▼

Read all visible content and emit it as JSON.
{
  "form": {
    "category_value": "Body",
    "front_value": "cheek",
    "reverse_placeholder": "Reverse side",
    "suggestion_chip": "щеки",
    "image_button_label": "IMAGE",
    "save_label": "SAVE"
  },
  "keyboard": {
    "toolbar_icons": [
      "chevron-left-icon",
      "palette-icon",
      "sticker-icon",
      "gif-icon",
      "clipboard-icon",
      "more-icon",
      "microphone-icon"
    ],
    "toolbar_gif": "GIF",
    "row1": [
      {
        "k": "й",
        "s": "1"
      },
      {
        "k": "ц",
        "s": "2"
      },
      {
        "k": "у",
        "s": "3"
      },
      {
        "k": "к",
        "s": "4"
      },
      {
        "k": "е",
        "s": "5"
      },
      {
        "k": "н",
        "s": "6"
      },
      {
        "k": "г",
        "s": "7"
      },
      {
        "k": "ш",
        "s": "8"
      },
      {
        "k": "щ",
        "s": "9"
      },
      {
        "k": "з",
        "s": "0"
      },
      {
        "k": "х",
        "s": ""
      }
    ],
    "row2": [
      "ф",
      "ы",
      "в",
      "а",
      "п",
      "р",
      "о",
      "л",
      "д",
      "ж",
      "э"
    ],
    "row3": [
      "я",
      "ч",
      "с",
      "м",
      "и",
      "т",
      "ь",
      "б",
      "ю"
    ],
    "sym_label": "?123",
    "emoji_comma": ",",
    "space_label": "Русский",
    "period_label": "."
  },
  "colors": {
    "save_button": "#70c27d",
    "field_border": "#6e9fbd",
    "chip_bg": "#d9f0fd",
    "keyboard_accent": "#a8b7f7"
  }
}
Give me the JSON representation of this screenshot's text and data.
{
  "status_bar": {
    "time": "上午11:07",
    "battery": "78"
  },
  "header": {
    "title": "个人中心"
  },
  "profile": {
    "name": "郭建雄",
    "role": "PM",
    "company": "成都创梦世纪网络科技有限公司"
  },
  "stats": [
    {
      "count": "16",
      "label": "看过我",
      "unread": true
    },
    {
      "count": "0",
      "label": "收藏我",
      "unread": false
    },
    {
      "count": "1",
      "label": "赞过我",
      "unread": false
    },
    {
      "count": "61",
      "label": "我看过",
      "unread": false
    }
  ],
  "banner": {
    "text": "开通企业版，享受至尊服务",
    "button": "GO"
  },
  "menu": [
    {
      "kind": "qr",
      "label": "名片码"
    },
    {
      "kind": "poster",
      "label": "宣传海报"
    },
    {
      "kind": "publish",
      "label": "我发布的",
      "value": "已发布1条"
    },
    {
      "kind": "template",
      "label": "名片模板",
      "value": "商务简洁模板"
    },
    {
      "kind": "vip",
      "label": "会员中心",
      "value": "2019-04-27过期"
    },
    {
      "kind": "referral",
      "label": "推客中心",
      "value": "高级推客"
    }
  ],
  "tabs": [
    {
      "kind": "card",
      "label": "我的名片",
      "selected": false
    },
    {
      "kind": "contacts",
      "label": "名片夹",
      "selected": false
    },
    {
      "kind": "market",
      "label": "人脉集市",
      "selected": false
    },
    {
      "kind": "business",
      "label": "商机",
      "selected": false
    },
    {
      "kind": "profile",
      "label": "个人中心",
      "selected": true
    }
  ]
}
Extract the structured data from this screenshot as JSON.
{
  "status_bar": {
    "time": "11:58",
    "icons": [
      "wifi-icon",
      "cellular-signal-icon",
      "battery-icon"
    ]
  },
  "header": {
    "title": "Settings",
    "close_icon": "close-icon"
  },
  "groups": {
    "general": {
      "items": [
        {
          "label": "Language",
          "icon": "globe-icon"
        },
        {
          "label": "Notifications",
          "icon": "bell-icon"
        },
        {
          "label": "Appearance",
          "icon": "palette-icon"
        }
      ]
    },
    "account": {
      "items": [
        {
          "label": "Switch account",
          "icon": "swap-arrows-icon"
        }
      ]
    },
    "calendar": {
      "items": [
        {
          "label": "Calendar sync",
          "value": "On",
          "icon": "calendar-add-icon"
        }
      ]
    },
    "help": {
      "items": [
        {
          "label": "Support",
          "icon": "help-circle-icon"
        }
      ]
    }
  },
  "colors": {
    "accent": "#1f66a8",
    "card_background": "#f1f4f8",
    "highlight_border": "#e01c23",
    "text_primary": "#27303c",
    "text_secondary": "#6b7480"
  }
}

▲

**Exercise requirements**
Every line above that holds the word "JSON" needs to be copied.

**Solution**
Read all visible content and emit it as JSON.
Give me the JSON representation of this screenshot's text and data.
Extract the structured data from this screenshot as JSON.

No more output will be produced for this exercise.